National Memorial Day Concert

An aerial view of the American Veterans Disabled for Life Memorial

Disabled Veterans Inspire a Memorial

Every year, the National Memorial Day Concert honors those who have died in service to America. In 2015, we paid special tribute to the more than 4 million disabled veterans who served and survived. For these wounded warriors and their families, the struggle continues.

Disabled veteran Ted Strong at workAfter graduating from college, Ted worked for the federal government for many years. In 1966, Ted Strong was a Fort Jackson drill sergeant driving a red Mustang, dating his wife-to-be and making plans to open a health club. Life, he said, was good. That November he was shipped to Vietnam. 

On a quiet Sunday morning in the Central Highlands, Ted tripped a land mine that took his right arm and led to amputation of his right leg at the hip. The drill sergeant whose friends once called him “Mr. Hercules” came home emaciated and broken — a man, he said, “with half a body.”

Ted’s life since then — learning to walk again, graduating from college on the GI bill, raising a family — is a lesson in resilience and compassion. Visitors can read Ted’s words etched into the new American Veterans Disabled for Life Memorial:

It's possible for a man to lose half of his physical being and still become whole. Before I lost my limbs, I was only half a man. Now I've developed some humility. I can look at the average person and understand him, where before I looked only at myself.

Romulo Camargo always wanted to be a soldier; once he became a soldier, he wanted to be Special Forces. Romy served in the 75th Ranger Regiment and 7th Special Forces Group and married Gabriela, the love of his life. They had a son. During his third deployment, leading a humanitarian mission to Afghanistan in 2008, he took a direct and shattering hit to the vertebrae and was paralyzed from the neck down.

Paralyzed soldier Romy Camargo and his wife, GabyRomy and Gaby Camargo were childhood sweethearts. For 18 months in a polytrauma hospital, Romy faced the hardest battle he’d ever fought, with his wife, Gaby, at his side. Romy weaned his body off of the ventilator; therapy helped manage his nerve pain. He learned to live in his new body and, together, Romy and Gaby built a new life.

But, just as he had when he was a soldier, Romy wanted to do more. He and Gaby dream of helping others with spinal cord injuries in the Tampa rehabilitation center they are working to build. Knowing how critical Gaby’s love and support were to Romy’s recovery, the center will provide special support to caregivers as well. 

Learn more about their StayInStep therapy center, serving both military veterans and civilians with spinal cord injuries.

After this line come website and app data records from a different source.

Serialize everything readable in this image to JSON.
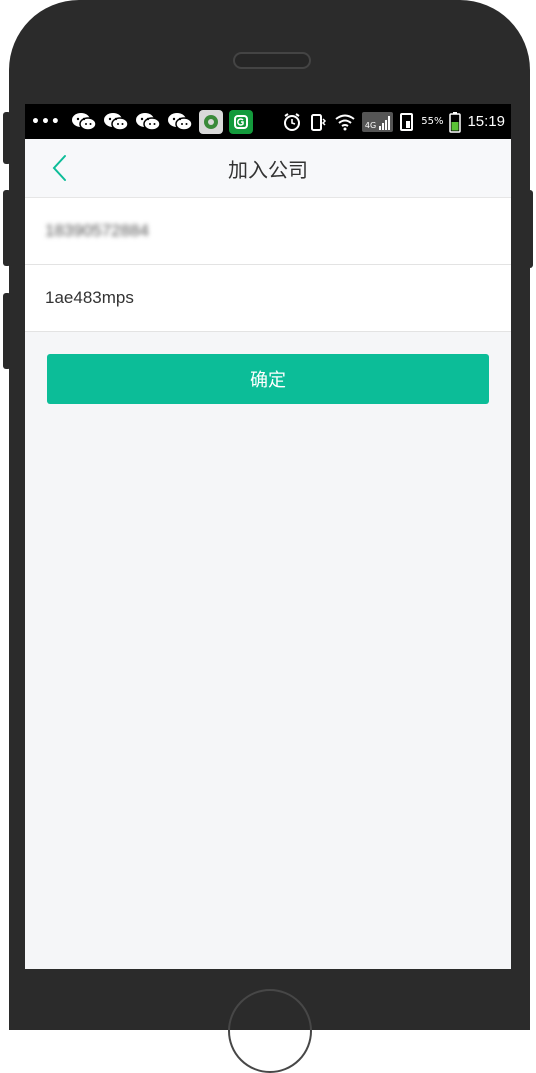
{
  "status_bar": {
    "time": "15:19",
    "battery_percent": "55%",
    "network": "4G",
    "icons": [
      "more-dots-icon",
      "wechat-icon",
      "wechat-icon",
      "wechat-icon",
      "wechat-icon",
      "gear-app-icon",
      "green-app-icon",
      "alarm-icon",
      "vibrate-icon",
      "wifi-icon",
      "signal-icon",
      "sim-icon",
      "battery-icon"
    ]
  },
  "nav": {
    "title": "加入公司",
    "back_icon": "chevron-left-icon"
  },
  "form": {
    "phone_value": "18390572884",
    "code_value": "1ae483mps"
  },
  "confirm_label": "确定",
  "colors": {
    "accent": "#0cbd98",
    "page_bg": "#f5f6f8",
    "phone_frame": "#2b2b2b"
  }
}
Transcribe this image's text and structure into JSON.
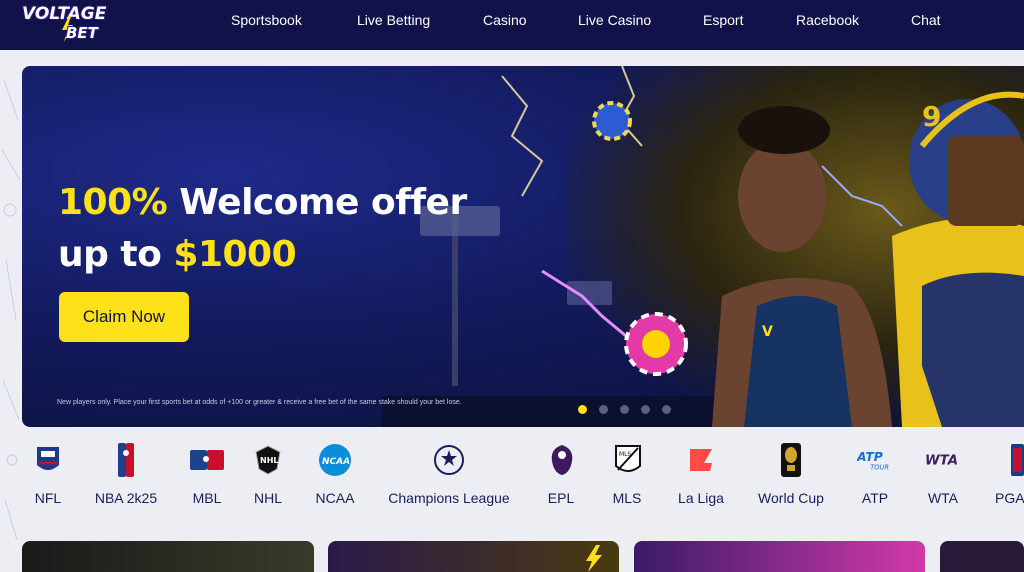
{
  "brand": {
    "line1": "VOLTAGE",
    "line2": "BET"
  },
  "nav": {
    "items": [
      {
        "label": "Sportsbook"
      },
      {
        "label": "Live Betting"
      },
      {
        "label": "Casino"
      },
      {
        "label": "Live Casino"
      },
      {
        "label": "Esport"
      },
      {
        "label": "Racebook"
      },
      {
        "label": "Chat"
      }
    ]
  },
  "hero": {
    "line1_highlight": "100%",
    "line1_rest": " Welcome offer",
    "line2_prefix": "up to ",
    "line2_highlight": "$1000",
    "cta_label": "Claim Now",
    "disclaimer": "New players only. Place your first sports bet at odds of +100 or greater & receive a free bet of the same stake should your bet lose.",
    "slide_count": 5,
    "active_slide": 1
  },
  "leagues": {
    "items": [
      {
        "label": "NFL",
        "icon": "nfl-icon"
      },
      {
        "label": "NBA 2k25",
        "icon": "nba-icon"
      },
      {
        "label": "MBL",
        "icon": "mlb-icon"
      },
      {
        "label": "NHL",
        "icon": "nhl-icon"
      },
      {
        "label": "NCAA",
        "icon": "ncaa-icon"
      },
      {
        "label": "Champions League",
        "icon": "champions-league-icon"
      },
      {
        "label": "EPL",
        "icon": "epl-icon"
      },
      {
        "label": "MLS",
        "icon": "mls-icon"
      },
      {
        "label": "La Liga",
        "icon": "la-liga-icon"
      },
      {
        "label": "World Cup",
        "icon": "world-cup-icon"
      },
      {
        "label": "ATP",
        "icon": "atp-icon"
      },
      {
        "label": "WTA",
        "icon": "wta-icon"
      },
      {
        "label": "PGA",
        "icon": "pga-icon"
      }
    ]
  },
  "colors": {
    "header": "#12124a",
    "accent": "#ffe11a",
    "text": "#1a1d5c"
  }
}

Learn more about the inception and development of the American Veterans Disabled for Life Memorial, dedicated on October 5, 2014, only steps from the U.S. Capitol in Washington, DC.